“Yahweh!

My strength!

My stronghold!

My refuge in the day of trouble!

The nations shall come to you

From the ends of the earth.

They will say.

‘Our fathers have inherited

Nothing but lies,

Worthless things,

In which there is no profit.

Can mortals make for themselves gods?

Such are not gods!’”

Jeremiah in this passage, which is probably from the exilic time, talks about Yahweh being his strength and stronghold, his refuge in the time of trouble. All the countries of the world would come from the ends of the flat earth to Yahweh. They were going to say that their fathers inherited nothing but useless lies that did not lead to any gain. How could mortals make gods for themselves? Truly, they were not gods at all. This is the universal appeal of Yahweh that does not appear until the exilic times.

The servant’s purpose (Isa 49:5-49:6)

“Now Yahweh says

That he formed me

From the womb

To be his servant.

I was to bring Jacob

Back to him.

Thus Israel might be gathered to him.

I am honored

In the sight of Yahweh.

My God has become my strength.

Yahweh says.

‘It is too light a thing

That you should be my servant

To raise up the tribes of Jacob,

To restore the survivors of Israel.

I will give you

As a light to the nations.

Thus my salvation may reach

To the ends of the earth.’”

Second Isaiah explains why this servant was formed from the womb. He was to bring back Jacob and gather Israel. This servant would be honored in the sight of Yahweh and become his strength. It was not enough that that he would raise up the tribes of Jacob or restore the survivors of Israel. He would now become the light to all the nations. Thus Yahweh would save everyone, even those at the ends of the earth.

The discussion between Yahweh and his servant (Isa 49:3-49:4)

“Yahweh said to me.

‘You are my servant!

Israel!

I will be glorified in you.’

But I said.

‘I have labored in vain.

I have spent my strength

For nothing,

For vanity.

Yet surely my cause is with Yahweh.

My reward is with my God.’”

Second Isaiah has Yahweh call his servant Israel, not Isaiah. Yahweh was going to be glorified in his servant. However, the servant responded that he had labored in vain, spending all his strength on nothing but useless things. Nevertheless, this servant was willing to say that his cause was with Yahweh. He expected his reward from his God.

The ironsmith makes an idol (Isa 44:12-44:12)

“The ironsmith fashions it.

He works it over the coals.

He shapes it with hammers.

He forges it with his strong arm.

He becomes hungry.

His strength fails.

He drinks no water.

He is faint.”

Second Isaiah calls out the ironsmith for special attention. He has to work hard to produce this idol. He uses coal, hammers, and a strong arm. However, this blacksmith gets hungry and thirsty, so that his strength fails and he faints.

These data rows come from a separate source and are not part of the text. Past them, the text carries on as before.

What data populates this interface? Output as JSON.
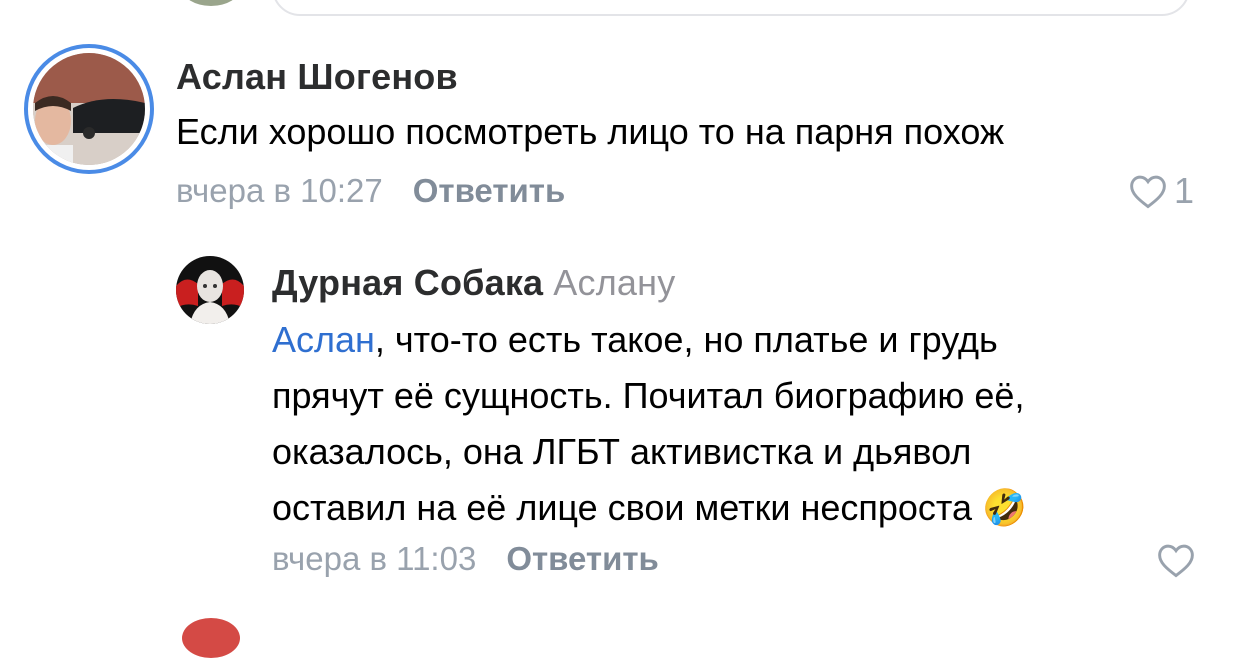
{
  "comment1": {
    "author": "Аслан Шогенов",
    "text": "Если хорошо  посмотреть лицо то на парня похож",
    "time": "вчера в 10:27",
    "reply_label": "Ответить",
    "likes": "1"
  },
  "comment2": {
    "author": "Дурная Собака",
    "reply_to": "Аслану",
    "mention": "Аслан",
    "text_line1_rest": ", что-то есть такое, но платье и грудь",
    "text_line2": "прячут её сущность. Почитал биографию её,",
    "text_line3": "оказалось, она ЛГБТ активистка и дьявол",
    "text_line4": "оставил на её лице свои метки неспроста",
    "emoji": "🤣",
    "time": "вчера в 11:03",
    "reply_label": "Ответить"
  },
  "colors": {
    "accent": "#4a8be6",
    "mention": "#2f6fd0",
    "meta": "#99a2ad"
  }
}
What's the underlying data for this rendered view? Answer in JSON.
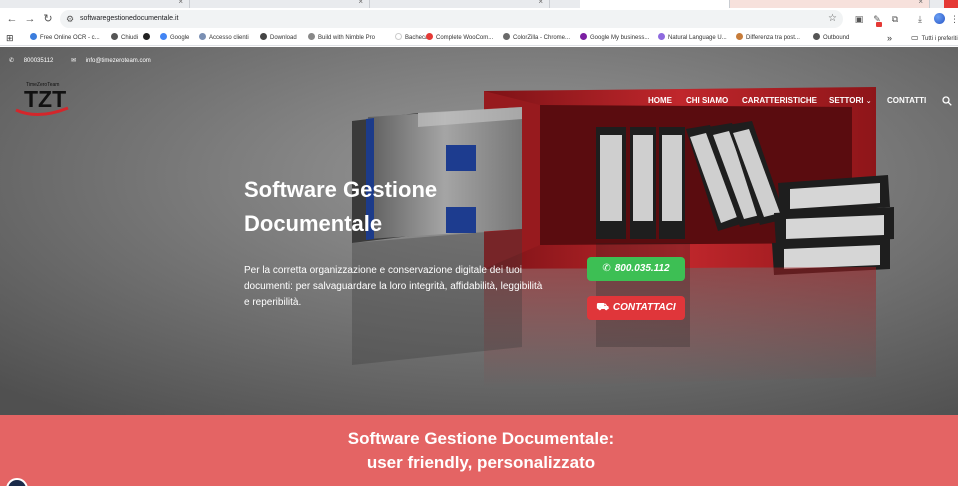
{
  "browser": {
    "url": "softwaregestionedocumentale.it",
    "bookmarks": [
      {
        "label": "Free Online OCR - c...",
        "color": "#3b7ddd"
      },
      {
        "label": "Chiudi",
        "color": "#555555"
      },
      {
        "label": "",
        "color": "#222222"
      },
      {
        "label": "Google",
        "color": "#4285f4"
      },
      {
        "label": "Accesso clienti",
        "color": "#7a8fb3"
      },
      {
        "label": "Download",
        "color": "#444444"
      },
      {
        "label": "Build with Nimble Pro",
        "color": "#888888"
      },
      {
        "label": "Bacheca",
        "color": "#ffffff"
      },
      {
        "label": "Complete WooCom...",
        "color": "#e53935"
      },
      {
        "label": "ColorZilla - Chrome...",
        "color": "#6a6a6a"
      },
      {
        "label": "Google My business...",
        "color": "#7b1fa2"
      },
      {
        "label": "Natural Language U...",
        "color": "#8e6adf"
      },
      {
        "label": "Differenza tra post...",
        "color": "#c77c3a"
      },
      {
        "label": "Outbound",
        "color": "#555555"
      }
    ],
    "bookmarks_more": "»",
    "bookmarks_folder": "Tutti i preferiti"
  },
  "site": {
    "topbar": {
      "phone": "800035112",
      "email": "info@timezeroteam.com"
    },
    "logo": {
      "text": "TimeZeroTeam",
      "monogram": "TZT"
    },
    "nav": [
      {
        "label": "HOME"
      },
      {
        "label": "CHI SIAMO"
      },
      {
        "label": "CARATTERISTICHE"
      },
      {
        "label": "SETTORI"
      },
      {
        "label": "CONTATTI"
      }
    ],
    "hero": {
      "title": "Software Gestione Documentale",
      "description": "Per la corretta organizzazione e conservazione digitale dei tuoi documenti: per salvaguardare la loro integrità, affidabilità, leggibilità e reperibilità.",
      "phone_button": "800.035.112",
      "contact_button": "CONTATTACI"
    },
    "band": {
      "title_line1": "Software Gestione Documentale:",
      "title_line2": "user friendly, personalizzato"
    }
  },
  "colors": {
    "green_button": "#3dbf54",
    "red_button": "#e0363a",
    "band": "#e46464",
    "cabinet": "#b51f24"
  }
}
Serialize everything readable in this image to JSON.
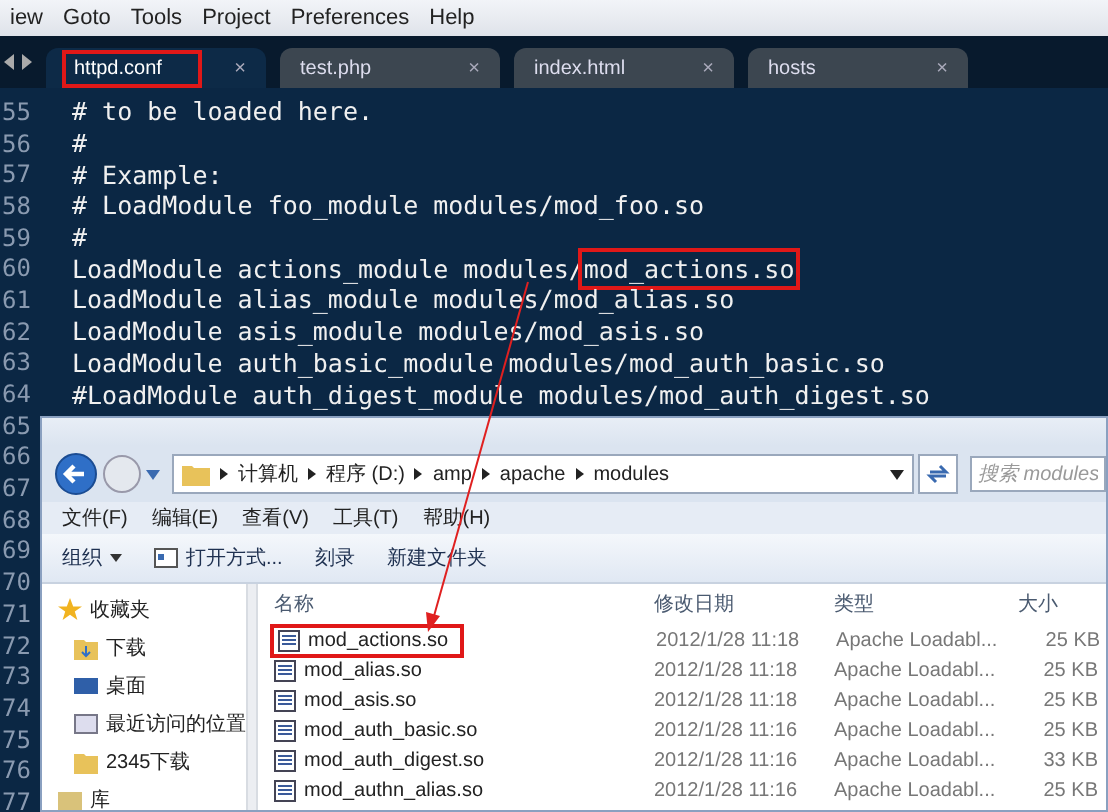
{
  "menu_bar": [
    "iew",
    "Goto",
    "Tools",
    "Project",
    "Preferences",
    "Help"
  ],
  "tabs": [
    {
      "label": "httpd.conf",
      "close": "×",
      "selected": true,
      "boxed": true
    },
    {
      "label": "test.php",
      "close": "×",
      "selected": false,
      "boxed": false
    },
    {
      "label": "index.html",
      "close": "×",
      "selected": false,
      "boxed": false
    },
    {
      "label": "hosts",
      "close": "×",
      "selected": false,
      "boxed": false
    }
  ],
  "code_lines": [
    {
      "num": "55",
      "text": "# to be loaded here."
    },
    {
      "num": "56",
      "text": "#"
    },
    {
      "num": "57",
      "text": "# Example:"
    },
    {
      "num": "58",
      "text": "# LoadModule foo_module modules/mod_foo.so"
    },
    {
      "num": "59",
      "text": "#"
    },
    {
      "num": "60",
      "text": "LoadModule actions_module modules/",
      "boxed": "mod_actions.so"
    },
    {
      "num": "61",
      "text": "LoadModule alias_module modules/mod_alias.so"
    },
    {
      "num": "62",
      "text": "LoadModule asis_module modules/mod_asis.so"
    },
    {
      "num": "63",
      "text": "LoadModule auth_basic_module modules/mod_auth_basic.so"
    },
    {
      "num": "64",
      "text": "#LoadModule auth_digest_module modules/mod_auth_digest.so"
    },
    {
      "num": "65"
    },
    {
      "num": "66"
    },
    {
      "num": "67"
    },
    {
      "num": "68"
    },
    {
      "num": "69"
    },
    {
      "num": "70"
    },
    {
      "num": "71"
    },
    {
      "num": "72"
    },
    {
      "num": "73"
    },
    {
      "num": "74"
    },
    {
      "num": "75"
    },
    {
      "num": "76"
    },
    {
      "num": "77"
    }
  ],
  "explorer": {
    "address": [
      "计算机",
      "程序 (D:)",
      "amp",
      "apache",
      "modules"
    ],
    "search": {
      "placeholder": "搜索 modules"
    },
    "menu": [
      "文件(F)",
      "编辑(E)",
      "查看(V)",
      "工具(T)",
      "帮助(H)"
    ],
    "toolbar": [
      {
        "kind": "dropdown",
        "label": "组织"
      },
      {
        "kind": "icon",
        "label": "打开方式..."
      },
      {
        "kind": "plain",
        "label": "刻录"
      },
      {
        "kind": "plain",
        "label": "新建文件夹"
      }
    ],
    "sidebar": [
      {
        "kind": "star",
        "label": "收藏夹",
        "children": [
          {
            "kind": "download",
            "label": "下载"
          },
          {
            "kind": "desktop",
            "label": "桌面"
          },
          {
            "kind": "recent",
            "label": "最近访问的位置"
          },
          {
            "kind": "folder",
            "label": "2345下载"
          }
        ]
      },
      {
        "kind": "library",
        "label": "库"
      }
    ],
    "columns": [
      "名称",
      "修改日期",
      "类型",
      "大小"
    ],
    "files": [
      {
        "name": "mod_actions.so",
        "date": "2012/1/28 11:18",
        "type": "Apache Loadabl...",
        "size": "25 KB",
        "boxed": true
      },
      {
        "name": "mod_alias.so",
        "date": "2012/1/28 11:18",
        "type": "Apache Loadabl...",
        "size": "25 KB",
        "boxed": false
      },
      {
        "name": "mod_asis.so",
        "date": "2012/1/28 11:18",
        "type": "Apache Loadabl...",
        "size": "25 KB",
        "boxed": false
      },
      {
        "name": "mod_auth_basic.so",
        "date": "2012/1/28 11:16",
        "type": "Apache Loadabl...",
        "size": "25 KB",
        "boxed": false
      },
      {
        "name": "mod_auth_digest.so",
        "date": "2012/1/28 11:16",
        "type": "Apache Loadabl...",
        "size": "33 KB",
        "boxed": false
      },
      {
        "name": "mod_authn_alias.so",
        "date": "2012/1/28 11:16",
        "type": "Apache Loadabl...",
        "size": "25 KB",
        "boxed": false
      }
    ]
  }
}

The difficulties of King Solomon (Sir 47:19-47:22)

“You brought in women

To lie at your side.

Through your body,

You were brought

Into subjection.

You stained your honor.

You defiled your family line.

You brought wrath

Upon your children.

They were grieved

At your folly.

Because the sovereignty

Was divided.

A rebel kingdom

Arose out of Ephraim.

But the Lord

Will never give up his mercy.

He will not cause

Any of his works to perish.

He will never blot out

The descendants of his chosen one.

He will not destroy

The family line

Of him who loved him.

So he gave a remnant to Jacob.

To David

He gave a root of his stock.”

Unlike the other famous holy men, Sirach points out some problems with King Solomon. He had a woman problem. As usual, Sirach blames them rather than Solomon. However, he did point out that Solomon brought in women to lie with him that reduced his strength and power. Solomon thus stained the family line with this dishonor. Thus his children suffered with the split in the Israelite kingdom. At the death of King Solomon, the rebels in Ephraim took over the northern part of the kingdom, so that only Judah was left. However, the Lord was merciful and never gave up, so that the family line was not destroyed. They just had less power. The remnant remained of Jacob and David and his family. The roots were still there, even if the tree was smaller.